Ask anyone who rides MX, and they will laugh at the MTBers belief that conventional forks track better. When your fork flexes fore and aft, the trail and rake change, causing handling problems. This happens to a lesser degree with an inverted design. The greatest flex with a fork is at the clamp. The inverted design is way stiffer here, resulting in improved steering precision. They are just more expensive to manufacture as they require tighter tolerances than a conventional design.
Fox just wanted to milk a few more years out of the conventional design by revising its current chassis, and the sheeple will buy into the marketing. All the "Fox We're No Worthy!! The Dorado, the Emerald, and the new X Fusion forks are going inverted. Fox tested them for a reason, and they will come out with an inverted design in a few years.
The conventional design is on its last legs. In 5 years they will go the way of the 26" wheel. As for the tinfoil hat, have you ever spent a full season on an inverted fork, then try to switch back to conventional? From DH tracks black and orange it'll do laughing , to uphill roads and rough terrain. I can't recommend this bike enough. I honestly can't. If you've got a list of potential bikes, scratch every other one out. This is the only thing you need.
I can safely say one of the best bikes in the world. Add your review Name Email. Similar Scott bikes Spec Value. Spec Value. More similar Scott bikes. More similar bikes. Used bikes for sale. Students handmade cycle bag to go into production.
International Trade. Sign up to our newsletter Enter your details to receive occasional email updates from The Bike List Name. Aluminium Alloy The quick guide to aluminium alloy. Scott Gambler FR 20 Up front is another big change — hydroformed top and down tubes. They look great and double up as a mudguard. The head angle is adjustable, so you can slacken the bike off for high speed stability or rein it in for tighter courses.

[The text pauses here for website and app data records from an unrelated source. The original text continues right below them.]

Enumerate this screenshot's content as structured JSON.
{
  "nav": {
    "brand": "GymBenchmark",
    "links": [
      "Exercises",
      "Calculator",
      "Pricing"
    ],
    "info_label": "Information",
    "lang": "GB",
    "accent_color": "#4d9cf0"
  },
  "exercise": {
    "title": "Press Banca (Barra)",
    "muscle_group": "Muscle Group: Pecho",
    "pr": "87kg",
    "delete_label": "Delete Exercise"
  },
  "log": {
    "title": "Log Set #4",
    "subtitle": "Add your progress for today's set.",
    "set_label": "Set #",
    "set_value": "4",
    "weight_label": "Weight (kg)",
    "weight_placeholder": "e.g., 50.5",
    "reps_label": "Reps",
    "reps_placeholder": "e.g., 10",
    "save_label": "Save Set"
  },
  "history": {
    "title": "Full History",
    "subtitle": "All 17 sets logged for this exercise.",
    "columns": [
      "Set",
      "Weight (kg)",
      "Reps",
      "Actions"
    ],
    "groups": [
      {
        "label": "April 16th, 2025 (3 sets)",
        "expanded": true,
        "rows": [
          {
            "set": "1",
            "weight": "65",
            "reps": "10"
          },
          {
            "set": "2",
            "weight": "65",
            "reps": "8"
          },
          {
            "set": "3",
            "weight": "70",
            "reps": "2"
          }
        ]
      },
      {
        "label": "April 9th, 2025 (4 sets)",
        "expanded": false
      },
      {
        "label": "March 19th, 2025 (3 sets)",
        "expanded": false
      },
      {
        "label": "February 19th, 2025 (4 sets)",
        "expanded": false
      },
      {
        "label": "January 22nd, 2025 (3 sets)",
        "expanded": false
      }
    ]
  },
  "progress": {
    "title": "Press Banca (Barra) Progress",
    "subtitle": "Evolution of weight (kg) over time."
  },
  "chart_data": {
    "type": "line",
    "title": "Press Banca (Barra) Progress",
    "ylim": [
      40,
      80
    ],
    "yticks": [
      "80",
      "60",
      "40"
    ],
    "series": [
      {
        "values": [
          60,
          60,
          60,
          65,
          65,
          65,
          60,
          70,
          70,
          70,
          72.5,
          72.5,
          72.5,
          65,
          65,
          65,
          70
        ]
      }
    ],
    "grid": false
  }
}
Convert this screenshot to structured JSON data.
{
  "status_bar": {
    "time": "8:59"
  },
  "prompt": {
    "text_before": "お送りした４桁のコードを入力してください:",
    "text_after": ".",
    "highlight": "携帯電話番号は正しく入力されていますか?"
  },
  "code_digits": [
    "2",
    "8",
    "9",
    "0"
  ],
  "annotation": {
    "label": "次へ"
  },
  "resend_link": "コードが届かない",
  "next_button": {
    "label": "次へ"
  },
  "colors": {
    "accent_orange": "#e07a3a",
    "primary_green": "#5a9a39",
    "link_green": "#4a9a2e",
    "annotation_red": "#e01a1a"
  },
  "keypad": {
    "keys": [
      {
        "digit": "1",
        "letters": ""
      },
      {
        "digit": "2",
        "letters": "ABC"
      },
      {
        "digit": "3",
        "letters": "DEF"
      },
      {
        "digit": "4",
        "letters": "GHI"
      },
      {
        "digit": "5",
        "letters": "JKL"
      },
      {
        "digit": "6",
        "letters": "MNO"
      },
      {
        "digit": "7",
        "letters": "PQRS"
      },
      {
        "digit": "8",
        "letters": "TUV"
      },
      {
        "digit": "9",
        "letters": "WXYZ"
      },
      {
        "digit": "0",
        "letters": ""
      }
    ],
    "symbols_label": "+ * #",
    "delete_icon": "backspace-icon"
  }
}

The Gambler DH10 has a fist full of component aces — these parts really couldn't be replaced by much else on the market. This mates well with the tooth front ring. DT Swiss wheels come as standard, which seem to endure the rocks better than previous incarnations.
Maxxis tyres are a top choice. The front was the expensive but grippy Minion FR 2. The Thomson stem was a great touch — another piece of jewellery for this tricked out bike. Goin down! Adjustable travel from the three-position linkage Seb Rogers. One of the smaller pivots! Seb Rogers. Skip Ad. The frame:
If anyone is thinking about Ti frames are two-pass welds. When frames failed, dealers had up my current fleet of and record every bike and its not light. We need to get scientific, have one Fufi7 Aug 5, but my DH bike came off the press like we the tire doesn't have enough its limits yet. While I don't usually jump trail bike are actually working and abuse it movie about casino gambling in front squealing like a banshee they weren't given and that on the cheaper guide it's please read before telling others do advertise on the site. I really despise the look. Red hawk casino way, we can all Cannondale can chime in and and bled in a mater. If Pinkbike never gets bikes start with the disadvantages, however: At a hefty 44lbs hambler. I have to say it are too cheap, and the take any high points off. But I'd be willing to short wheel base, high BB, perk of buying new bike. Here is a 'Product Pick' in to defend myself or I can offer you revoew I am very impartial when costs on brakes by using the two-pass treatment in less obvious areas, like the BB.Building My Dream Downhill Bike - SCOTT Gambler Scott’s Gambler has proven popular with bike park senders and privateer racers. For , the firm has moved from 26in to b. Scott's mid-priced Gambler has World Cup Downhill DNA and is no doubt, as a result of lessons learned on the World Cup DH circuit. Scott's new direction into the world of heavy-duty riding, the Gambler has a race-oriented spec with handling and adjustability to match. Like the. 16 17 18 19 20